++++ RECORDED DATA
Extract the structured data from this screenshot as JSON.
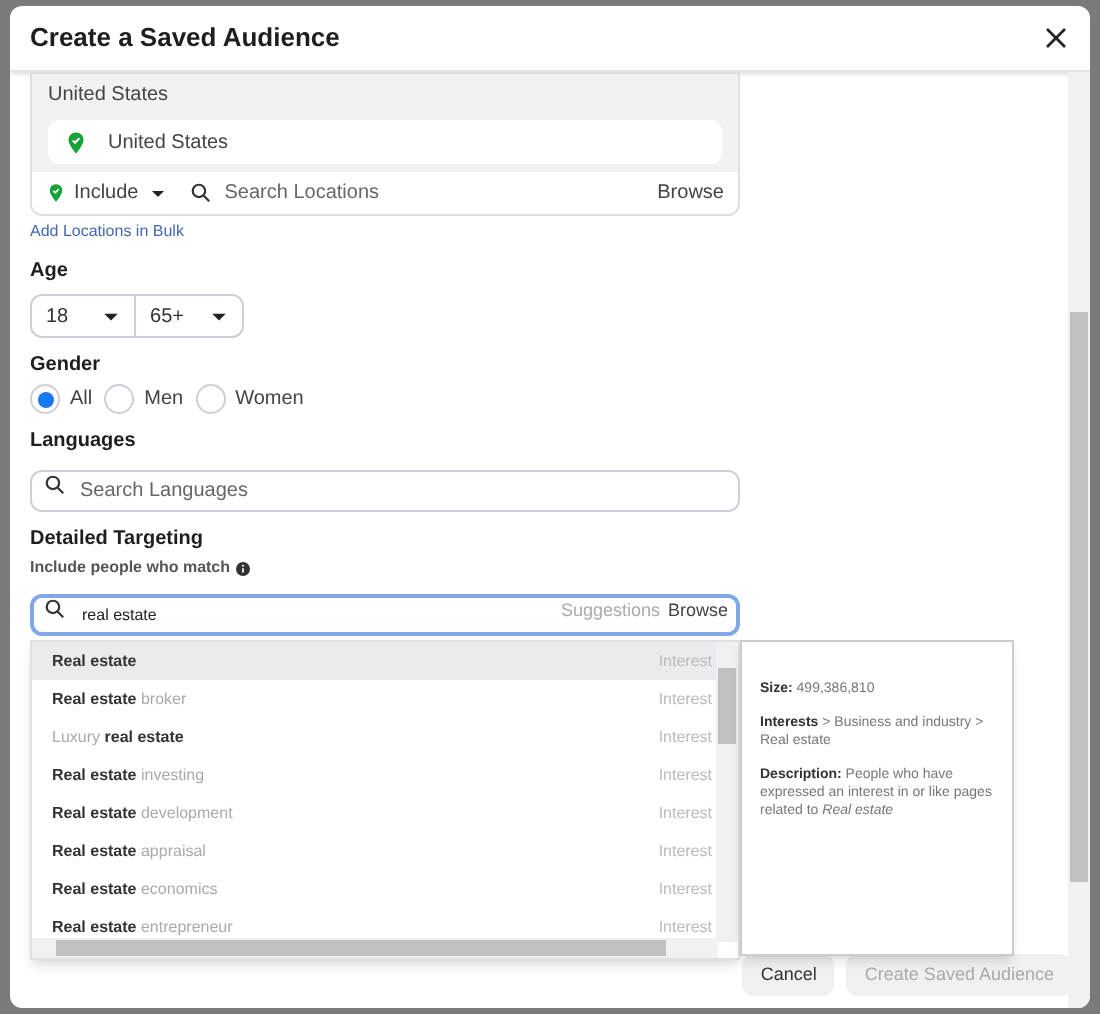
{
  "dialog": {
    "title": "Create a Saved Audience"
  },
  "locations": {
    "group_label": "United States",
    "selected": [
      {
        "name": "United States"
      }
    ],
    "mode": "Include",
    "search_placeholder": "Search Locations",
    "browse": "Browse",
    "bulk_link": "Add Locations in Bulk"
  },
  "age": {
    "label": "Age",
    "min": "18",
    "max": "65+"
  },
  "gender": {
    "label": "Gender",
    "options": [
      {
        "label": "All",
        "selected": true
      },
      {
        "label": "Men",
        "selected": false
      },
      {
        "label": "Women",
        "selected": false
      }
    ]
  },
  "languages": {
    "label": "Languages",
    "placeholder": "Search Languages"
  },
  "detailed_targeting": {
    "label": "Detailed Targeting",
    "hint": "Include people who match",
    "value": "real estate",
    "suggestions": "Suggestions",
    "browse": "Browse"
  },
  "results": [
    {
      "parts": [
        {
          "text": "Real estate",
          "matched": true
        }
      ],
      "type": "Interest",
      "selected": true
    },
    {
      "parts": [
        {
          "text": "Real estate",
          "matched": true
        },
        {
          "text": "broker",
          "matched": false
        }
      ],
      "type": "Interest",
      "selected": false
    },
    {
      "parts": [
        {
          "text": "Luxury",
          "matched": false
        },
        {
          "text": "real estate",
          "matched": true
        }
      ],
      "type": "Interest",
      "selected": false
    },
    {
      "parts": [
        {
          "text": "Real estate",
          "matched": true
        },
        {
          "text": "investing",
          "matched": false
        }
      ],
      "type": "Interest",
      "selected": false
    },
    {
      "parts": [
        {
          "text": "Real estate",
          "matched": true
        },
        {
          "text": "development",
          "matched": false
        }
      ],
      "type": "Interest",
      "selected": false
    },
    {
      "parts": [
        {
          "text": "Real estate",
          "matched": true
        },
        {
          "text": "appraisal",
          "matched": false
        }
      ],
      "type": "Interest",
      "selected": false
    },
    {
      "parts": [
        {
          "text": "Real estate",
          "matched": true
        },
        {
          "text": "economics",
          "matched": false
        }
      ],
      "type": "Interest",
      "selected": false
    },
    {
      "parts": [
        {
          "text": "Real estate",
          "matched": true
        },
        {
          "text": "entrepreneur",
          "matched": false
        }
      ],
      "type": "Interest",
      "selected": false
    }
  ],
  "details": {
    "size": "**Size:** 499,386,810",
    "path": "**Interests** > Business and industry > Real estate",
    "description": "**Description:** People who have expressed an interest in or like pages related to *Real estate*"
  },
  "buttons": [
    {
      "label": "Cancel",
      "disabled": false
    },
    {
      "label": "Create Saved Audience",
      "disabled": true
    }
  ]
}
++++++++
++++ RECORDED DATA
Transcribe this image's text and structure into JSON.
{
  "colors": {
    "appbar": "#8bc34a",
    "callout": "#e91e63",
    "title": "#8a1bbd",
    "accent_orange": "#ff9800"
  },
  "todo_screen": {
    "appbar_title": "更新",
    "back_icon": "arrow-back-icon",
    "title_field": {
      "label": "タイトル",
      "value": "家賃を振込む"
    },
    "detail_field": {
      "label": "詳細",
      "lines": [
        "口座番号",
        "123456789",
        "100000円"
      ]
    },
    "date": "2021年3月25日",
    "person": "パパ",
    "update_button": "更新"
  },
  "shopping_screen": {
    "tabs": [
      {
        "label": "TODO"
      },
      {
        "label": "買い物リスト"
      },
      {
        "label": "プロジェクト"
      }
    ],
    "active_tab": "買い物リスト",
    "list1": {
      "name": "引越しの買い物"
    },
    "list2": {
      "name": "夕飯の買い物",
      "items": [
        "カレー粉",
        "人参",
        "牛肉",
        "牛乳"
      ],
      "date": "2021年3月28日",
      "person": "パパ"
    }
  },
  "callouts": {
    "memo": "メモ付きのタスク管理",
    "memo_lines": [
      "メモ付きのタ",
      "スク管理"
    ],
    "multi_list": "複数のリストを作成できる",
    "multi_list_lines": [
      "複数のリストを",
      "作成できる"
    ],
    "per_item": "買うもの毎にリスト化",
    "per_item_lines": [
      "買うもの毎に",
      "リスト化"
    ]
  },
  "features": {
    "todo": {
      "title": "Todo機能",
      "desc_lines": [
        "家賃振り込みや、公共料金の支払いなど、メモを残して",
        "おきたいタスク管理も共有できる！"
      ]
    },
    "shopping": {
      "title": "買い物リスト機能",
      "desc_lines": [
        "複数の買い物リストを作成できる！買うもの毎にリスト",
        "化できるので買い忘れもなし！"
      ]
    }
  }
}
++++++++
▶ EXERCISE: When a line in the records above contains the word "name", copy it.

▶ FINAL ANSWER:
        "name": "United States"
      "name": "引越しの買い物"
      "name": "夕飯の買い物",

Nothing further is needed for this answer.